» **TASK INSTRUCTIONS**:
All of the entries below should be returned verbatim, apart from the pictures.
- Opening Delimiter -
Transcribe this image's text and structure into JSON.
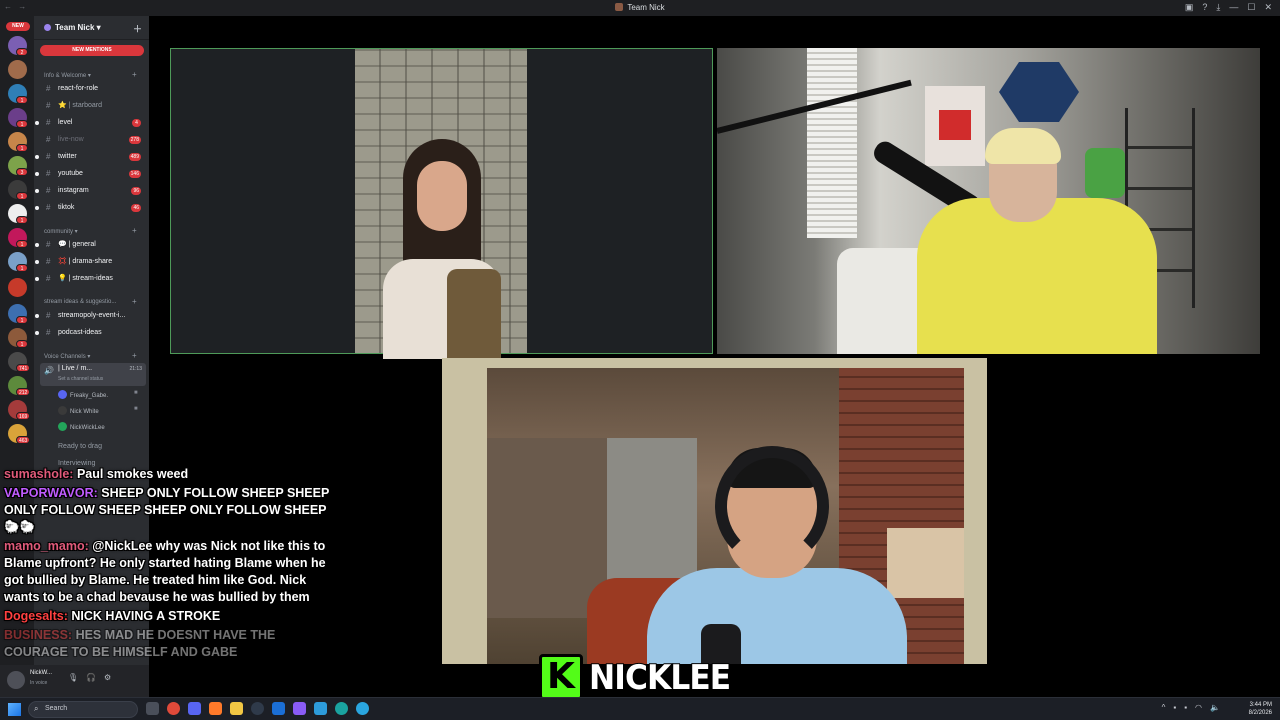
{
  "window": {
    "title": "Team Nick"
  },
  "server": {
    "name": "Team Nick",
    "new_mentions": "NEW MENTIONS",
    "rail_new": "NEW",
    "rail_badges": [
      "2",
      "1",
      "1",
      "1",
      "3",
      "1",
      "1",
      "1",
      "1",
      "",
      "",
      "1",
      "1",
      "741",
      "212",
      "169",
      "1K+",
      "463"
    ]
  },
  "sidebar": {
    "categories": {
      "info": "Info & Welcome",
      "community": "community",
      "stream": "stream ideas & suggestio...",
      "voice": "Voice Channels"
    },
    "channels": [
      {
        "label": "react-for-role",
        "count": ""
      },
      {
        "label": "⭐ | starboard",
        "count": ""
      },
      {
        "label": "level",
        "count": "4"
      },
      {
        "label": "live-now",
        "count": "278"
      },
      {
        "label": "twitter",
        "count": "489"
      },
      {
        "label": "youtube",
        "count": "146"
      },
      {
        "label": "instagram",
        "count": "96"
      },
      {
        "label": "tiktok",
        "count": "46"
      },
      {
        "label": "💬 | general",
        "count": ""
      },
      {
        "label": "💢 | drama-share",
        "count": ""
      },
      {
        "label": "💡 | stream-ideas",
        "count": ""
      },
      {
        "label": "streamopoly-event-i...",
        "count": ""
      },
      {
        "label": "podcast-ideas",
        "count": ""
      }
    ],
    "voice_active": {
      "name": "| Live / m...",
      "time": "21:13",
      "status": "Set a channel status"
    },
    "voice_users": [
      "Freaky_Gabe.",
      "Nick White",
      "NickWickLee"
    ],
    "misc": [
      "Ready to drag",
      "Interviewing"
    ]
  },
  "user_panel": {
    "name": "NickW...",
    "status": "In voice"
  },
  "stream": {
    "streamer": "NICKLEE",
    "logo_letter": "K"
  },
  "chat": [
    {
      "user": "sumashole:",
      "color": "#e05a7a",
      "text": "Paul smokes weed",
      "faded": false
    },
    {
      "user": "VAPORWAVOR:",
      "color": "#c05cff",
      "text": "SHEEP ONLY FOLLOW SHEEP SHEEP ONLY FOLLOW SHEEP SHEEP ONLY FOLLOW SHEEP 🐑🐑",
      "faded": false
    },
    {
      "user": "mamo_mamo:",
      "color": "#e05a7a",
      "text": "@NickLee why was Nick not like this to Blame upfront? He only started hating Blame when he got bullied by Blame. He treated him like God. Nick wants to be a chad bevause he was bullied by them",
      "faded": false
    },
    {
      "user": "Dogesalts:",
      "color": "#ff4040",
      "text": "NICK HAVING A STROKE",
      "faded": false
    },
    {
      "user": "BUSINESS:",
      "color": "#ff4040",
      "text": "HES MAD HE DOESNT HAVE THE COURAGE TO BE HIMSELF AND GABE",
      "faded": true
    }
  ],
  "taskbar": {
    "search": "Search",
    "time": "3:44 PM",
    "date": "8/2/2026"
  }
}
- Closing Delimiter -
» **TASK OUTPUT**:
Transcribe this image's text and structure into JSON.
{
  "window": {
    "title": "Team Nick"
  },
  "server": {
    "name": "Team Nick",
    "new_mentions": "NEW MENTIONS",
    "rail_new": "NEW",
    "rail_badges": [
      "2",
      "1",
      "1",
      "1",
      "3",
      "1",
      "1",
      "1",
      "1",
      "",
      "",
      "1",
      "1",
      "741",
      "212",
      "169",
      "1K+",
      "463"
    ]
  },
  "sidebar": {
    "categories": {
      "info": "Info & Welcome",
      "community": "community",
      "stream": "stream ideas & suggestio...",
      "voice": "Voice Channels"
    },
    "channels": [
      {
        "label": "react-for-role",
        "count": ""
      },
      {
        "label": "⭐ | starboard",
        "count": ""
      },
      {
        "label": "level",
        "count": "4"
      },
      {
        "label": "live-now",
        "count": "278"
      },
      {
        "label": "twitter",
        "count": "489"
      },
      {
        "label": "youtube",
        "count": "146"
      },
      {
        "label": "instagram",
        "count": "96"
      },
      {
        "label": "tiktok",
        "count": "46"
      },
      {
        "label": "💬 | general",
        "count": ""
      },
      {
        "label": "💢 | drama-share",
        "count": ""
      },
      {
        "label": "💡 | stream-ideas",
        "count": ""
      },
      {
        "label": "streamopoly-event-i...",
        "count": ""
      },
      {
        "label": "podcast-ideas",
        "count": ""
      }
    ],
    "voice_active": {
      "name": "| Live / m...",
      "time": "21:13",
      "status": "Set a channel status"
    },
    "voice_users": [
      "Freaky_Gabe.",
      "Nick White",
      "NickWickLee"
    ],
    "misc": [
      "Ready to drag",
      "Interviewing"
    ]
  },
  "user_panel": {
    "name": "NickW...",
    "status": "In voice"
  },
  "stream": {
    "streamer": "NICKLEE",
    "logo_letter": "K"
  },
  "chat": [
    {
      "user": "sumashole:",
      "color": "#e05a7a",
      "text": "Paul smokes weed",
      "faded": false
    },
    {
      "user": "VAPORWAVOR:",
      "color": "#c05cff",
      "text": "SHEEP ONLY FOLLOW SHEEP SHEEP ONLY FOLLOW SHEEP SHEEP ONLY FOLLOW SHEEP 🐑🐑",
      "faded": false
    },
    {
      "user": "mamo_mamo:",
      "color": "#e05a7a",
      "text": "@NickLee why was Nick not like this to Blame upfront? He only started hating Blame when he got bullied by Blame. He treated him like God. Nick wants to be a chad bevause he was bullied by them",
      "faded": false
    },
    {
      "user": "Dogesalts:",
      "color": "#ff4040",
      "text": "NICK HAVING A STROKE",
      "faded": false
    },
    {
      "user": "BUSINESS:",
      "color": "#ff4040",
      "text": "HES MAD HE DOESNT HAVE THE COURAGE TO BE HIMSELF AND GABE",
      "faded": true
    }
  ],
  "taskbar": {
    "search": "Search",
    "time": "3:44 PM",
    "date": "8/2/2026"
  }
}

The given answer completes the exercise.